**TO DO:**
What lines of the data below hold "JSON"? Show them.

Interface dataset entries:
- - - - - - -
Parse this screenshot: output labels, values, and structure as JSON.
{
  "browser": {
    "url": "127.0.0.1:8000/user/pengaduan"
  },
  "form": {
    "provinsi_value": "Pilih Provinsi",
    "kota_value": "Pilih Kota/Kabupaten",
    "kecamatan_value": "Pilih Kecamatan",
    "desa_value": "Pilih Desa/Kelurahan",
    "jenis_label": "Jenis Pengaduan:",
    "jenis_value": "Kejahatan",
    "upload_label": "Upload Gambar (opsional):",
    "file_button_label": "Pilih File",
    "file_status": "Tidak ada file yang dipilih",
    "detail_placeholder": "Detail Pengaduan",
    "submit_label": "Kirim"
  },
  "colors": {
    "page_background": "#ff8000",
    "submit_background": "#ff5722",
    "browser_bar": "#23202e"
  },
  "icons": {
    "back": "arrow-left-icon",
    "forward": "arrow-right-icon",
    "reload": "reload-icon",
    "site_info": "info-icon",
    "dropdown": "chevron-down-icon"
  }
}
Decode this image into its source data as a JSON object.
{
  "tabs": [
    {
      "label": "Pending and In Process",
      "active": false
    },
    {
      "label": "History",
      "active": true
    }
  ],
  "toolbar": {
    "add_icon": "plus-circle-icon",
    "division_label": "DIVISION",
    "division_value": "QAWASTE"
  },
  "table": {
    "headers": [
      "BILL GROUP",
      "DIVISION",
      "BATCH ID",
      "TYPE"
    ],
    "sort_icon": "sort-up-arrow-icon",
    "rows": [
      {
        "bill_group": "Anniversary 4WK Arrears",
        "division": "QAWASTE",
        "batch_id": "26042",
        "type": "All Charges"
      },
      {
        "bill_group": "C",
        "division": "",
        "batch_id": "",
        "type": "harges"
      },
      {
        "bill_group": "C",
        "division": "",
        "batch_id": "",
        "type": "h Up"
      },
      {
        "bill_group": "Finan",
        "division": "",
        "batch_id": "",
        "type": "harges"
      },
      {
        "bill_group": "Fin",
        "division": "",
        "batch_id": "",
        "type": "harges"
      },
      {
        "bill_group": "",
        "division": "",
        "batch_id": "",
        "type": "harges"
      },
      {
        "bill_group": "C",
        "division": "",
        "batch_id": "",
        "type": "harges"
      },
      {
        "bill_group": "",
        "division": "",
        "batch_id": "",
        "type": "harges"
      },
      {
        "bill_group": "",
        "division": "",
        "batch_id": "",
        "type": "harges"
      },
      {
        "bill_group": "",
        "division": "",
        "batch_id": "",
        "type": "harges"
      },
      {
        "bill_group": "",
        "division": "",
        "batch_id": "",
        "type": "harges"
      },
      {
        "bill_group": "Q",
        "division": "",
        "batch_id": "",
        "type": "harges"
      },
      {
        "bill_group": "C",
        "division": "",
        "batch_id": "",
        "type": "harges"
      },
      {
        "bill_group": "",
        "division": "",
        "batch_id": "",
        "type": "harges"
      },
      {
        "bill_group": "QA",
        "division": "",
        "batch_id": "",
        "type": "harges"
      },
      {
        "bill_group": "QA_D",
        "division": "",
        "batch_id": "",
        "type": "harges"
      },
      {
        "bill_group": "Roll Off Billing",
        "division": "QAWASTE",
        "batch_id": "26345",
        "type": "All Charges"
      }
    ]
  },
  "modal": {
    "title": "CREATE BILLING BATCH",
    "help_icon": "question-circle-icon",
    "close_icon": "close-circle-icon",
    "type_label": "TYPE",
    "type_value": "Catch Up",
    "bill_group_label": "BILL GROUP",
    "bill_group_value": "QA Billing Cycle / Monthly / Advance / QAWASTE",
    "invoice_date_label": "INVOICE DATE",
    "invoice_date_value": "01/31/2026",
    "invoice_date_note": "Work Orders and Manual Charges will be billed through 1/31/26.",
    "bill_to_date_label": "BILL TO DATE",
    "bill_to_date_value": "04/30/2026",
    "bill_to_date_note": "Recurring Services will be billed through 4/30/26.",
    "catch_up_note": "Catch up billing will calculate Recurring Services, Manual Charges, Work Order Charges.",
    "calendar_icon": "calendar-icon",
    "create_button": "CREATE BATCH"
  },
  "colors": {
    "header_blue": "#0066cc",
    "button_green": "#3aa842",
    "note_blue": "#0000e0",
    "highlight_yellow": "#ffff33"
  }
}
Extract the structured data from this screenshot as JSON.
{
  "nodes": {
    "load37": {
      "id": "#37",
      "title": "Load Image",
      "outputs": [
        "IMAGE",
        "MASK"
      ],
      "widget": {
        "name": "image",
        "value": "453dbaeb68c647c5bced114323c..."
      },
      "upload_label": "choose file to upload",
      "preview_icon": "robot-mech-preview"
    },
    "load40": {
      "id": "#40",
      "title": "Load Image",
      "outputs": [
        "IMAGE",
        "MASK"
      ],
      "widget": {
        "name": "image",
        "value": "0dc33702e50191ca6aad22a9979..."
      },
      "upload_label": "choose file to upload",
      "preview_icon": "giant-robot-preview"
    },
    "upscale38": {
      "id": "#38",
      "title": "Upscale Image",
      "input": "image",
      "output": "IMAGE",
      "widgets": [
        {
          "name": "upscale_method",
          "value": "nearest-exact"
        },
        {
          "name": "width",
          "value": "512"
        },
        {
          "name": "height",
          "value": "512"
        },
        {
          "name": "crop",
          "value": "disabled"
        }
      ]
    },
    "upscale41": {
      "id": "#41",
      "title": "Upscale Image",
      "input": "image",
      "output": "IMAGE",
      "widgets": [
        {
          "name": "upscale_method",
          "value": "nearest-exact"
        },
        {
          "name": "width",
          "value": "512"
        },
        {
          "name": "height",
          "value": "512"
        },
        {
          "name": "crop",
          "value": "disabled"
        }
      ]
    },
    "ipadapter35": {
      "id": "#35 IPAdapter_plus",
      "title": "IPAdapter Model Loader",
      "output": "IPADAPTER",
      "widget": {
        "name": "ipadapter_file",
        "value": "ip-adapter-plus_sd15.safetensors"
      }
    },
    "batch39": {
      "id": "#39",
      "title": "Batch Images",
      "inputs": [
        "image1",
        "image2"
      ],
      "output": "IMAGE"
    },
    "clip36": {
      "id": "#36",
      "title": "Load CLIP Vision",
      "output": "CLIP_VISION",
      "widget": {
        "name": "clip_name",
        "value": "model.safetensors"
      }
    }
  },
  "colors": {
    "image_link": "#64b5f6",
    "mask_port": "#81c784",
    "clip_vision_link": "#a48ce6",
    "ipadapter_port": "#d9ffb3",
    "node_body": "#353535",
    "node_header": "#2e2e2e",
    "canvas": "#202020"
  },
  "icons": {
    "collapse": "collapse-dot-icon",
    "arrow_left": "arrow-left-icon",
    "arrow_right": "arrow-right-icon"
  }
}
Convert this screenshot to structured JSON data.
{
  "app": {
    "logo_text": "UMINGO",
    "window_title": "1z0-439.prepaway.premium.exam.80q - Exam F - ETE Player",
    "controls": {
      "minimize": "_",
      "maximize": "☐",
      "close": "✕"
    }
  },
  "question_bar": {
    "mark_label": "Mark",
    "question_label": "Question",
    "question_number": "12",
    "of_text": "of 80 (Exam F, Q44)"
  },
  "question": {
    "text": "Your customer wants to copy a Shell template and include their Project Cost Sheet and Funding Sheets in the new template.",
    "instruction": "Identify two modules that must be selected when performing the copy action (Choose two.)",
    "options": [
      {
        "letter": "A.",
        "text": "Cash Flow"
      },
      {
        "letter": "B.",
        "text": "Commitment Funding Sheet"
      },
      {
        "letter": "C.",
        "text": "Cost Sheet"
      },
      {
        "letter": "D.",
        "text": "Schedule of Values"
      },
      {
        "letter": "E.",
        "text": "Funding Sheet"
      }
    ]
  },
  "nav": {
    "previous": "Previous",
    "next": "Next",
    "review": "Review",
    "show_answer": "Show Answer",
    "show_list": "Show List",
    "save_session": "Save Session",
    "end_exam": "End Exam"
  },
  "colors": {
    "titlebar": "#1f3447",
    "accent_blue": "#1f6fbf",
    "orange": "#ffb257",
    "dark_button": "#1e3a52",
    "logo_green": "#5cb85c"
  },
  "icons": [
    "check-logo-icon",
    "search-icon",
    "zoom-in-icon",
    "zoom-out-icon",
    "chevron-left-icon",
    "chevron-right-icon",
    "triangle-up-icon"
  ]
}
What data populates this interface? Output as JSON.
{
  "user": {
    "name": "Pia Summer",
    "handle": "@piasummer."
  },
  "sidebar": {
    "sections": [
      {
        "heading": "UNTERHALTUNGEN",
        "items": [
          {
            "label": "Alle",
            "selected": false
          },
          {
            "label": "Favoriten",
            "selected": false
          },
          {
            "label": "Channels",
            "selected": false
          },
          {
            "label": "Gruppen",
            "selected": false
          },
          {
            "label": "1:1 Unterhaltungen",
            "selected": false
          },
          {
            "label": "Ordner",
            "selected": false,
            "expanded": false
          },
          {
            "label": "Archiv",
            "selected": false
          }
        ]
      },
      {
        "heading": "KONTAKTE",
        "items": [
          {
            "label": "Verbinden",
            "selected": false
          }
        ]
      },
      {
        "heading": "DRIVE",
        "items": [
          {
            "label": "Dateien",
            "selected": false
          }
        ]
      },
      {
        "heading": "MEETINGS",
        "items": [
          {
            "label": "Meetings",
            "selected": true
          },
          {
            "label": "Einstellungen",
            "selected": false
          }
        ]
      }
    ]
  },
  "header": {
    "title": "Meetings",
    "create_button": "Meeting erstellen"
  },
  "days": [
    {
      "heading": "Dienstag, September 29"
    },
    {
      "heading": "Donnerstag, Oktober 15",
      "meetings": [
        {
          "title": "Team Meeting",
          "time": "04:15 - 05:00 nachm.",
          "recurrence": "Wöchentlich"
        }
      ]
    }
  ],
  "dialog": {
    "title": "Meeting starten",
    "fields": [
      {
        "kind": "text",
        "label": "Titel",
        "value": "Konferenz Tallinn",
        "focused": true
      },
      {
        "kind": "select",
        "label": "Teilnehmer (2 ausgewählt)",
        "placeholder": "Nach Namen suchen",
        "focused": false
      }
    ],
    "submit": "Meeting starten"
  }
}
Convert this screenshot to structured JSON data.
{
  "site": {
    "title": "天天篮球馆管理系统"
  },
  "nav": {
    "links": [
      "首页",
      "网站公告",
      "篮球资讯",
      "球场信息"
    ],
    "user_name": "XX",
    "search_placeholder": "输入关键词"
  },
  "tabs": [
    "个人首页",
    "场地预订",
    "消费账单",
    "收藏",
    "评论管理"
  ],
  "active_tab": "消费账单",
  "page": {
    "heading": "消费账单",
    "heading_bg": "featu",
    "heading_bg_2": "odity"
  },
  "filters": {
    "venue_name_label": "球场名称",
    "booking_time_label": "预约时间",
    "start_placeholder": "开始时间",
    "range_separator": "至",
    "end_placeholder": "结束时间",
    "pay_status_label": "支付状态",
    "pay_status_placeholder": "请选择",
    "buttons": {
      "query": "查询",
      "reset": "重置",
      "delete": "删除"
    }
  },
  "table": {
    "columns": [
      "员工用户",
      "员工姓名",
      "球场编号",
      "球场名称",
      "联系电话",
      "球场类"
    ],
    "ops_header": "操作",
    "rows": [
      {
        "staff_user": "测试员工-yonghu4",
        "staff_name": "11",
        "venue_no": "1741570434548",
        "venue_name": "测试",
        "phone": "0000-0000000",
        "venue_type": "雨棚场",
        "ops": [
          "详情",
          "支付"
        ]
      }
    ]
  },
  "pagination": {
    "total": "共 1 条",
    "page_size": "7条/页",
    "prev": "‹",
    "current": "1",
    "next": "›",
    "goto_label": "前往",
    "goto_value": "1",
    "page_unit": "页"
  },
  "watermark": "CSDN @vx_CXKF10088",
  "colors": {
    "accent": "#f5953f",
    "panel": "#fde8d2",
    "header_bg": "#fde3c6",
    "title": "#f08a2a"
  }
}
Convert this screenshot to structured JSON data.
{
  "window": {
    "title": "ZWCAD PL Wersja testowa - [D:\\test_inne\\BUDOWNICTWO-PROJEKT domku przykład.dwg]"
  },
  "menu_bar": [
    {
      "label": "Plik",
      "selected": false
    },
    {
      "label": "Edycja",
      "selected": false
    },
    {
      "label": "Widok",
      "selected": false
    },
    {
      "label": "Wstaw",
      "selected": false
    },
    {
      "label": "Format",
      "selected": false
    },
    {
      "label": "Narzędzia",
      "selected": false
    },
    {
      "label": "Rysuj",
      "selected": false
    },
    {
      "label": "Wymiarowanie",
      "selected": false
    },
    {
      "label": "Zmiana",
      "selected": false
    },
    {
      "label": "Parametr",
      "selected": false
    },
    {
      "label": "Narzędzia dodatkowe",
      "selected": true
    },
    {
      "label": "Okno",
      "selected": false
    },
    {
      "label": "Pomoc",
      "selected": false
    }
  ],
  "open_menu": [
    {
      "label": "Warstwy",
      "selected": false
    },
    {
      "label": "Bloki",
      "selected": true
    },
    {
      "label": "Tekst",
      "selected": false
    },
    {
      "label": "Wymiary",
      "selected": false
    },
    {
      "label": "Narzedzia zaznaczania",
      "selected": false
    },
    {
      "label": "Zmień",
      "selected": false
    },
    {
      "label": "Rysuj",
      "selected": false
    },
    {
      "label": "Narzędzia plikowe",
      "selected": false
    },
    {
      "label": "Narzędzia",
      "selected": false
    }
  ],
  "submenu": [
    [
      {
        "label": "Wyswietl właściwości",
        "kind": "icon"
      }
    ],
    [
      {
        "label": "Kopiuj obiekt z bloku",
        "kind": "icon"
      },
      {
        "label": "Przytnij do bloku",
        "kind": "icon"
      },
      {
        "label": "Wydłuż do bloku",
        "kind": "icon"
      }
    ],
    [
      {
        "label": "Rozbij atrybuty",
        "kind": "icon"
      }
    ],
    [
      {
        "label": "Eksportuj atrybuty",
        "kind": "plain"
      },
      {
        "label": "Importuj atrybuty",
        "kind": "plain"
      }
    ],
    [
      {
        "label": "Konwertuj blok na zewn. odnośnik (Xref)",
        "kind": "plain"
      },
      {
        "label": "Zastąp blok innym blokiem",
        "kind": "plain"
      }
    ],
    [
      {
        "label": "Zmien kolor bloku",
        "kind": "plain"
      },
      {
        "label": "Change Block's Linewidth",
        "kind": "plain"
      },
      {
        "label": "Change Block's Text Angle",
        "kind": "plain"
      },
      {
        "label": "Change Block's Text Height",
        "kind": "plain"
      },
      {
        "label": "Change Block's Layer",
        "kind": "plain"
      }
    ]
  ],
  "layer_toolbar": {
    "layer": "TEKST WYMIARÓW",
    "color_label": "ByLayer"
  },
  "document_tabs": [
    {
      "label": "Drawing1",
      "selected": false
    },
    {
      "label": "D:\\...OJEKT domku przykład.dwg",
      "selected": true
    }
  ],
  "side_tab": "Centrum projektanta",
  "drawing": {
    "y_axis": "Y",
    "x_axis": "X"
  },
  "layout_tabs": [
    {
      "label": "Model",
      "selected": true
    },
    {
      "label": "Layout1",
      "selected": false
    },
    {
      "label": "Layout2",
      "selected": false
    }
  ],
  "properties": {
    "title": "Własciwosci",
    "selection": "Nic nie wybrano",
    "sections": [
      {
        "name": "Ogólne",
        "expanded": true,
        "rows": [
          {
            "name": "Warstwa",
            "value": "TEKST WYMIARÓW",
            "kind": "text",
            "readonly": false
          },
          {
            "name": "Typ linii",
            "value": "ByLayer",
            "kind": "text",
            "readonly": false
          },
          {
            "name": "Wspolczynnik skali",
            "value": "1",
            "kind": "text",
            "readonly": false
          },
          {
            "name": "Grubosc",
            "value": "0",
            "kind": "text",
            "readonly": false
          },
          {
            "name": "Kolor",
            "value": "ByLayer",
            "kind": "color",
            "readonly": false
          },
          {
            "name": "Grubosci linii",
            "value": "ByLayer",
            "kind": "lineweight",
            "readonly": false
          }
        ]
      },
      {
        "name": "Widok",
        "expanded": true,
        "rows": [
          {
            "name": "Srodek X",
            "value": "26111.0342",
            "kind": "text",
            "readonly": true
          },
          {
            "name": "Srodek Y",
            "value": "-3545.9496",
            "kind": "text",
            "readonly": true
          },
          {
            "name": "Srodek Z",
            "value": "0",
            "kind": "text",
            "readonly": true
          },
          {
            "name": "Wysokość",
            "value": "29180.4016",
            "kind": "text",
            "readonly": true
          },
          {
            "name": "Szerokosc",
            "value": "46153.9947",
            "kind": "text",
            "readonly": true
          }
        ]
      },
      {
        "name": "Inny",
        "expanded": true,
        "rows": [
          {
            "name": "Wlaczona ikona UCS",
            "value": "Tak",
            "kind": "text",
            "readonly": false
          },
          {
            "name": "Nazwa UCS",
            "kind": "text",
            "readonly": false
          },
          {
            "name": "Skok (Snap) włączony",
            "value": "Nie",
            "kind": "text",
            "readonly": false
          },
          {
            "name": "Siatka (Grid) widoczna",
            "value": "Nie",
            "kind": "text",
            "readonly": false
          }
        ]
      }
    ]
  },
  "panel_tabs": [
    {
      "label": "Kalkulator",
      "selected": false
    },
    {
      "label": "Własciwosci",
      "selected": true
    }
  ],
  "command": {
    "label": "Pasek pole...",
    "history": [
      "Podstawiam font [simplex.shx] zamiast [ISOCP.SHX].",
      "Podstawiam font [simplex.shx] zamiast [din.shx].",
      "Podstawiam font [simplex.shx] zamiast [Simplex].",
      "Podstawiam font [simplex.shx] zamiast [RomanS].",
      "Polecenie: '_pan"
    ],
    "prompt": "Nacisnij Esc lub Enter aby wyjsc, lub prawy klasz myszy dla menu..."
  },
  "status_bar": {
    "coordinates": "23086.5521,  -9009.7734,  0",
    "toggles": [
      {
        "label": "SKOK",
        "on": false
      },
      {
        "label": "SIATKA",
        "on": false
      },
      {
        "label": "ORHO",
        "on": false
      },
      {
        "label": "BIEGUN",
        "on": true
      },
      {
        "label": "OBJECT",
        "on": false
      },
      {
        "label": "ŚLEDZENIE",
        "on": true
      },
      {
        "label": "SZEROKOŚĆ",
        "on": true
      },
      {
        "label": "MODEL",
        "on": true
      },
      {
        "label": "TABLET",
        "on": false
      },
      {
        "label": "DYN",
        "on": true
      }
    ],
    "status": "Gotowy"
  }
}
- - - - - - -
**ANSWER TO THIS EXERCISE:**
Parse this screenshot: output labels, values, and structure as JSON.
Decode this image into its source data as a JSON object.
Extract the structured data from this screenshot as JSON.
Convert this screenshot to structured JSON data.
What data populates this interface? Output as JSON.
Convert this screenshot to structured JSON data.
Convert this screenshot to structured JSON data.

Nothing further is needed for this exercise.